Copy out every entry, keeping each character the same.

Component data from apps and pages:
*** Begin section ***
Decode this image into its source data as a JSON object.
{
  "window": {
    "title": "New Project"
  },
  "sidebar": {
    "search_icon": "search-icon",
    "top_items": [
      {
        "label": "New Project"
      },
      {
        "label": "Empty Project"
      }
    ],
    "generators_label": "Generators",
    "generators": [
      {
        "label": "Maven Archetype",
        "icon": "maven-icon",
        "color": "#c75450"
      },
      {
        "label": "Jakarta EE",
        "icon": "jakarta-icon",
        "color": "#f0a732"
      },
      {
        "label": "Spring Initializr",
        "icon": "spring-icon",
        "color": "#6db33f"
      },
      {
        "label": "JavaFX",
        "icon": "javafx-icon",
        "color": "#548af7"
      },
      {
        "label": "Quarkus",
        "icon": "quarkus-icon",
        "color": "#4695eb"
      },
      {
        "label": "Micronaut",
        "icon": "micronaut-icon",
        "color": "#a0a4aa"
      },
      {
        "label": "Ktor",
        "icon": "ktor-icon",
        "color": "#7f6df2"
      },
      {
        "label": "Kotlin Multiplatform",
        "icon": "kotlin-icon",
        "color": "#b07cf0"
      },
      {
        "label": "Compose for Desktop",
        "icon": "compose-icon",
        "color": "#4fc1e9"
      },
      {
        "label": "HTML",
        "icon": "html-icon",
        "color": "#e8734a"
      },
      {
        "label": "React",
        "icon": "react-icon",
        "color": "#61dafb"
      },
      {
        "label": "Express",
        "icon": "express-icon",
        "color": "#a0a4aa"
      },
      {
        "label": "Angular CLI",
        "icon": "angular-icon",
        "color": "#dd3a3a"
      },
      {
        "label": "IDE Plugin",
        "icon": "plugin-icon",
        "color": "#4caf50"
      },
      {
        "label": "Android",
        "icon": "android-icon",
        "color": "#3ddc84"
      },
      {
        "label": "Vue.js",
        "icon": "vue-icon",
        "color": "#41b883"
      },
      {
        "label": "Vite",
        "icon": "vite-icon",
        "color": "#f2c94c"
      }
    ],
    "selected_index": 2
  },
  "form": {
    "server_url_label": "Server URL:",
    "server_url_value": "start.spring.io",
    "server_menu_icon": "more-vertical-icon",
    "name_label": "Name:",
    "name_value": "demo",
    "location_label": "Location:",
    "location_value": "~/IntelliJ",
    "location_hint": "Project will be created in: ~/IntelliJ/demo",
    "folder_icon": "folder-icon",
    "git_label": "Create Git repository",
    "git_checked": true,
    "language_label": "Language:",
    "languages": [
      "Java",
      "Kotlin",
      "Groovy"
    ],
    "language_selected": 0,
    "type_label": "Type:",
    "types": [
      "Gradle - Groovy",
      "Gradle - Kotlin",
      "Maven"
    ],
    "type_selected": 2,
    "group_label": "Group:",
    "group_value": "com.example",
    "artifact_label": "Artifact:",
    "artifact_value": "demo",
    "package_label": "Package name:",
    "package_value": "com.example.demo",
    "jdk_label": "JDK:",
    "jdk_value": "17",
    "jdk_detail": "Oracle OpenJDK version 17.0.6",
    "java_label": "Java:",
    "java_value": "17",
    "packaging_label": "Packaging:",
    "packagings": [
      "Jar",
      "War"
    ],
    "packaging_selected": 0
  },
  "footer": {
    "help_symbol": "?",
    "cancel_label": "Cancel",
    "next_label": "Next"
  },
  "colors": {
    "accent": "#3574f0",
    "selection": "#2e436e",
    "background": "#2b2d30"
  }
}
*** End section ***
### Task output
Decode this image into its source data as a JSON object.
{
  "window": {
    "title": "New Project"
  },
  "sidebar": {
    "search_icon": "search-icon",
    "top_items": [
      {
        "label": "New Project"
      },
      {
        "label": "Empty Project"
      }
    ],
    "generators_label": "Generators",
    "generators": [
      {
        "label": "Maven Archetype",
        "icon": "maven-icon",
        "color": "#c75450"
      },
      {
        "label": "Jakarta EE",
        "icon": "jakarta-icon",
        "color": "#f0a732"
      },
      {
        "label": "Spring Initializr",
        "icon": "spring-icon",
        "color": "#6db33f"
      },
      {
        "label": "JavaFX",
        "icon": "javafx-icon",
        "color": "#548af7"
      },
      {
        "label": "Quarkus",
        "icon": "quarkus-icon",
        "color": "#4695eb"
      },
      {
        "label": "Micronaut",
        "icon": "micronaut-icon",
        "color": "#a0a4aa"
      },
      {
        "label": "Ktor",
        "icon": "ktor-icon",
        "color": "#7f6df2"
      },
      {
        "label": "Kotlin Multiplatform",
        "icon": "kotlin-icon",
        "color": "#b07cf0"
      },
      {
        "label": "Compose for Desktop",
        "icon": "compose-icon",
        "color": "#4fc1e9"
      },
      {
        "label": "HTML",
        "icon": "html-icon",
        "color": "#e8734a"
      },
      {
        "label": "React",
        "icon": "react-icon",
        "color": "#61dafb"
      },
      {
        "label": "Express",
        "icon": "express-icon",
        "color": "#a0a4aa"
      },
      {
        "label": "Angular CLI",
        "icon": "angular-icon",
        "color": "#dd3a3a"
      },
      {
        "label": "IDE Plugin",
        "icon": "plugin-icon",
        "color": "#4caf50"
      },
      {
        "label": "Android",
        "icon": "android-icon",
        "color": "#3ddc84"
      },
      {
        "label": "Vue.js",
        "icon": "vue-icon",
        "color": "#41b883"
      },
      {
        "label": "Vite",
        "icon": "vite-icon",
        "color": "#f2c94c"
      }
    ],
    "selected_index": 2
  },
  "form": {
    "server_url_label": "Server URL:",
    "server_url_value": "start.spring.io",
    "server_menu_icon": "more-vertical-icon",
    "name_label": "Name:",
    "name_value": "demo",
    "location_label": "Location:",
    "location_value": "~/IntelliJ",
    "location_hint": "Project will be created in: ~/IntelliJ/demo",
    "folder_icon": "folder-icon",
    "git_label": "Create Git repository",
    "git_checked": true,
    "language_label": "Language:",
    "languages": [
      "Java",
      "Kotlin",
      "Groovy"
    ],
    "language_selected": 0,
    "type_label": "Type:",
    "types": [
      "Gradle - Groovy",
      "Gradle - Kotlin",
      "Maven"
    ],
    "type_selected": 2,
    "group_label": "Group:",
    "group_value": "com.example",
    "artifact_label": "Artifact:",
    "artifact_value": "demo",
    "package_label": "Package name:",
    "package_value": "com.example.demo",
    "jdk_label": "JDK:",
    "jdk_value": "17",
    "jdk_detail": "Oracle OpenJDK version 17.0.6",
    "java_label": "Java:",
    "java_value": "17",
    "packaging_label": "Packaging:",
    "packagings": [
      "Jar",
      "War"
    ],
    "packaging_selected": 0
  },
  "footer": {
    "help_symbol": "?",
    "cancel_label": "Cancel",
    "next_label": "Next"
  },
  "colors": {
    "accent": "#3574f0",
    "selection": "#2e436e",
    "background": "#2b2d30"
  }
}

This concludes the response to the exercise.